= Beginning of Section =

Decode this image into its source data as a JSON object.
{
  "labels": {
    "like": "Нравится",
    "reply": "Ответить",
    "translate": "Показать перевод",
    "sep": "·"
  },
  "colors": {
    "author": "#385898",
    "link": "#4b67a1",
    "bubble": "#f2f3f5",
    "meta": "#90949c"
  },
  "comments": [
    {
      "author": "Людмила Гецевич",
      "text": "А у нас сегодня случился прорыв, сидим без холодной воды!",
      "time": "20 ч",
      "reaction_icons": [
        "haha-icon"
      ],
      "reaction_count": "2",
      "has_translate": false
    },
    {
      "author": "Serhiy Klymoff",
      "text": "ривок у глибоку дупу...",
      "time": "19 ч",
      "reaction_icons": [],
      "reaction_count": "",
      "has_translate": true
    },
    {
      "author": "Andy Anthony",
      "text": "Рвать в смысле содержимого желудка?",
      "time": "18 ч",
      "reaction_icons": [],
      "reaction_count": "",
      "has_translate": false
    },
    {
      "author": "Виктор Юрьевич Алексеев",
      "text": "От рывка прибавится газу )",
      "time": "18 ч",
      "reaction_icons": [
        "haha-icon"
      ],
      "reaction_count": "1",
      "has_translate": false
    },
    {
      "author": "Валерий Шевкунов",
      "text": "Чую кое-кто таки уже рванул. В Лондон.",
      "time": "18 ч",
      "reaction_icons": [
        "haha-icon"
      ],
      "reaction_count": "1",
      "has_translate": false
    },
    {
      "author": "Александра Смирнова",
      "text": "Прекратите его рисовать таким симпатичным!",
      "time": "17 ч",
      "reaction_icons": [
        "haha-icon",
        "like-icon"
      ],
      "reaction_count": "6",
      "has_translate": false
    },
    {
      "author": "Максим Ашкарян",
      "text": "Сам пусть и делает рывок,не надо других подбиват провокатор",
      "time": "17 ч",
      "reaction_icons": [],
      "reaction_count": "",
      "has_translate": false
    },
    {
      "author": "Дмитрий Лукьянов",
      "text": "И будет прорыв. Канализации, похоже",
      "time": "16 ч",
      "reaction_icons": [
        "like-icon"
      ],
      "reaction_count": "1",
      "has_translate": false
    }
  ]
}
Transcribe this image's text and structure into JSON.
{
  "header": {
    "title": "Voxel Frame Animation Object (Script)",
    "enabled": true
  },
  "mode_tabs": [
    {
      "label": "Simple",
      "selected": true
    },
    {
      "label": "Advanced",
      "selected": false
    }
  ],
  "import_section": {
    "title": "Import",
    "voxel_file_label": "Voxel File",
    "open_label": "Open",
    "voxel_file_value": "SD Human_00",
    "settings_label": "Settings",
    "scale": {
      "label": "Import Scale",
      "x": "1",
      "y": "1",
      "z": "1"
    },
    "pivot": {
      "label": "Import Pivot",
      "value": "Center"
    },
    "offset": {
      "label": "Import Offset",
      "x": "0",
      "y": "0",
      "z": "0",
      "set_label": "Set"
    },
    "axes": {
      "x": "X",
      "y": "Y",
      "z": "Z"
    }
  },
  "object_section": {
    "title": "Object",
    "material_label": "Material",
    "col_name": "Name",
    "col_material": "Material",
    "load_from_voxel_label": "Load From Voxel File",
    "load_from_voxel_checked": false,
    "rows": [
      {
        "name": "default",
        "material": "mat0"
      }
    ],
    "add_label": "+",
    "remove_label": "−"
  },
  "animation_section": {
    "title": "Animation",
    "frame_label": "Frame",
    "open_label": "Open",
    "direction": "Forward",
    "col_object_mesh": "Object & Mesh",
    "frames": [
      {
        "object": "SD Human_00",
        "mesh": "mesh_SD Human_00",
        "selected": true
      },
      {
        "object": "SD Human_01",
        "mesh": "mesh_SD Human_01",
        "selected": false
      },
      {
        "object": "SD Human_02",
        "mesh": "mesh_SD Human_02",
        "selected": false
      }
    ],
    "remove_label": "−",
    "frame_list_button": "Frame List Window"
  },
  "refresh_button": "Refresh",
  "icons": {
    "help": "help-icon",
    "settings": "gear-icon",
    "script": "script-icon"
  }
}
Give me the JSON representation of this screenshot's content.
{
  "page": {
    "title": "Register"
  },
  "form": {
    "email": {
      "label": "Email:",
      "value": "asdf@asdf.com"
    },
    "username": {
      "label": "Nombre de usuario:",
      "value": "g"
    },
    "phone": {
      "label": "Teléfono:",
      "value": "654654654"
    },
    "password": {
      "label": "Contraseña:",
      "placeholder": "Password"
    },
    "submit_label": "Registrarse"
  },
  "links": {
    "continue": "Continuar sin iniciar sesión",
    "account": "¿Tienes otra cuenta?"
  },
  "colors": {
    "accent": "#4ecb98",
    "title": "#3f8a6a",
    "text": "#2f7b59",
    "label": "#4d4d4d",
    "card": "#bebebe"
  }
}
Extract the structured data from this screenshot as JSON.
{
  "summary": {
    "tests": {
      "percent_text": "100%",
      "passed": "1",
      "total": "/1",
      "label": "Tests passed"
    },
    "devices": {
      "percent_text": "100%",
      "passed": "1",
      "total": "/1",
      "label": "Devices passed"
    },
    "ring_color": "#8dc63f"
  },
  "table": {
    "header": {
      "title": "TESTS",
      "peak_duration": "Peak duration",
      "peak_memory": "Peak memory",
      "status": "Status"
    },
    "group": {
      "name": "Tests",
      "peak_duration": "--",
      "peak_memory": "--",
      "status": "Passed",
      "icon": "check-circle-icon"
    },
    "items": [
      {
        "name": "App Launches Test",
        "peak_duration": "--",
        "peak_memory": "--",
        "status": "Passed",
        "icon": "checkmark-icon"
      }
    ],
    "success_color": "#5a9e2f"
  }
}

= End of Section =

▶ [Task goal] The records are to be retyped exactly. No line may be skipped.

▶ [Response to this task]
Decode this image into its source data as a JSON object.
{
  "labels": {
    "like": "Нравится",
    "reply": "Ответить",
    "translate": "Показать перевод",
    "sep": "·"
  },
  "colors": {
    "author": "#385898",
    "link": "#4b67a1",
    "bubble": "#f2f3f5",
    "meta": "#90949c"
  },
  "comments": [
    {
      "author": "Людмила Гецевич",
      "text": "А у нас сегодня случился прорыв, сидим без холодной воды!",
      "time": "20 ч",
      "reaction_icons": [
        "haha-icon"
      ],
      "reaction_count": "2",
      "has_translate": false
    },
    {
      "author": "Serhiy Klymoff",
      "text": "ривок у глибоку дупу...",
      "time": "19 ч",
      "reaction_icons": [],
      "reaction_count": "",
      "has_translate": true
    },
    {
      "author": "Andy Anthony",
      "text": "Рвать в смысле содержимого желудка?",
      "time": "18 ч",
      "reaction_icons": [],
      "reaction_count": "",
      "has_translate": false
    },
    {
      "author": "Виктор Юрьевич Алексеев",
      "text": "От рывка прибавится газу )",
      "time": "18 ч",
      "reaction_icons": [
        "haha-icon"
      ],
      "reaction_count": "1",
      "has_translate": false
    },
    {
      "author": "Валерий Шевкунов",
      "text": "Чую кое-кто таки уже рванул. В Лондон.",
      "time": "18 ч",
      "reaction_icons": [
        "haha-icon"
      ],
      "reaction_count": "1",
      "has_translate": false
    },
    {
      "author": "Александра Смирнова",
      "text": "Прекратите его рисовать таким симпатичным!",
      "time": "17 ч",
      "reaction_icons": [
        "haha-icon",
        "like-icon"
      ],
      "reaction_count": "6",
      "has_translate": false
    },
    {
      "author": "Максим Ашкарян",
      "text": "Сам пусть и делает рывок,не надо других подбиват провокатор",
      "time": "17 ч",
      "reaction_icons": [],
      "reaction_count": "",
      "has_translate": false
    },
    {
      "author": "Дмитрий Лукьянов",
      "text": "И будет прорыв. Канализации, похоже",
      "time": "16 ч",
      "reaction_icons": [
        "like-icon"
      ],
      "reaction_count": "1",
      "has_translate": false
    }
  ]
}
Transcribe this image's text and structure into JSON.
{
  "header": {
    "title": "Voxel Frame Animation Object (Script)",
    "enabled": true
  },
  "mode_tabs": [
    {
      "label": "Simple",
      "selected": true
    },
    {
      "label": "Advanced",
      "selected": false
    }
  ],
  "import_section": {
    "title": "Import",
    "voxel_file_label": "Voxel File",
    "open_label": "Open",
    "voxel_file_value": "SD Human_00",
    "settings_label": "Settings",
    "scale": {
      "label": "Import Scale",
      "x": "1",
      "y": "1",
      "z": "1"
    },
    "pivot": {
      "label": "Import Pivot",
      "value": "Center"
    },
    "offset": {
      "label": "Import Offset",
      "x": "0",
      "y": "0",
      "z": "0",
      "set_label": "Set"
    },
    "axes": {
      "x": "X",
      "y": "Y",
      "z": "Z"
    }
  },
  "object_section": {
    "title": "Object",
    "material_label": "Material",
    "col_name": "Name",
    "col_material": "Material",
    "load_from_voxel_label": "Load From Voxel File",
    "load_from_voxel_checked": false,
    "rows": [
      {
        "name": "default",
        "material": "mat0"
      }
    ],
    "add_label": "+",
    "remove_label": "−"
  },
  "animation_section": {
    "title": "Animation",
    "frame_label": "Frame",
    "open_label": "Open",
    "direction": "Forward",
    "col_object_mesh": "Object & Mesh",
    "frames": [
      {
        "object": "SD Human_00",
        "mesh": "mesh_SD Human_00",
        "selected": true
      },
      {
        "object": "SD Human_01",
        "mesh": "mesh_SD Human_01",
        "selected": false
      },
      {
        "object": "SD Human_02",
        "mesh": "mesh_SD Human_02",
        "selected": false
      }
    ],
    "remove_label": "−",
    "frame_list_button": "Frame List Window"
  },
  "refresh_button": "Refresh",
  "icons": {
    "help": "help-icon",
    "settings": "gear-icon",
    "script": "script-icon"
  }
}
Give me the JSON representation of this screenshot's content.
{
  "page": {
    "title": "Register"
  },
  "form": {
    "email": {
      "label": "Email:",
      "value": "asdf@asdf.com"
    },
    "username": {
      "label": "Nombre de usuario:",
      "value": "g"
    },
    "phone": {
      "label": "Teléfono:",
      "value": "654654654"
    },
    "password": {
      "label": "Contraseña:",
      "placeholder": "Password"
    },
    "submit_label": "Registrarse"
  },
  "links": {
    "continue": "Continuar sin iniciar sesión",
    "account": "¿Tienes otra cuenta?"
  },
  "colors": {
    "accent": "#4ecb98",
    "title": "#3f8a6a",
    "text": "#2f7b59",
    "label": "#4d4d4d",
    "card": "#bebebe"
  }
}
Extract the structured data from this screenshot as JSON.
{
  "summary": {
    "tests": {
      "percent_text": "100%",
      "passed": "1",
      "total": "/1",
      "label": "Tests passed"
    },
    "devices": {
      "percent_text": "100%",
      "passed": "1",
      "total": "/1",
      "label": "Devices passed"
    },
    "ring_color": "#8dc63f"
  },
  "table": {
    "header": {
      "title": "TESTS",
      "peak_duration": "Peak duration",
      "peak_memory": "Peak memory",
      "status": "Status"
    },
    "group": {
      "name": "Tests",
      "peak_duration": "--",
      "peak_memory": "--",
      "status": "Passed",
      "icon": "check-circle-icon"
    },
    "items": [
      {
        "name": "App Launches Test",
        "peak_duration": "--",
        "peak_memory": "--",
        "status": "Passed",
        "icon": "checkmark-icon"
      }
    ],
    "success_color": "#5a9e2f"
  }
}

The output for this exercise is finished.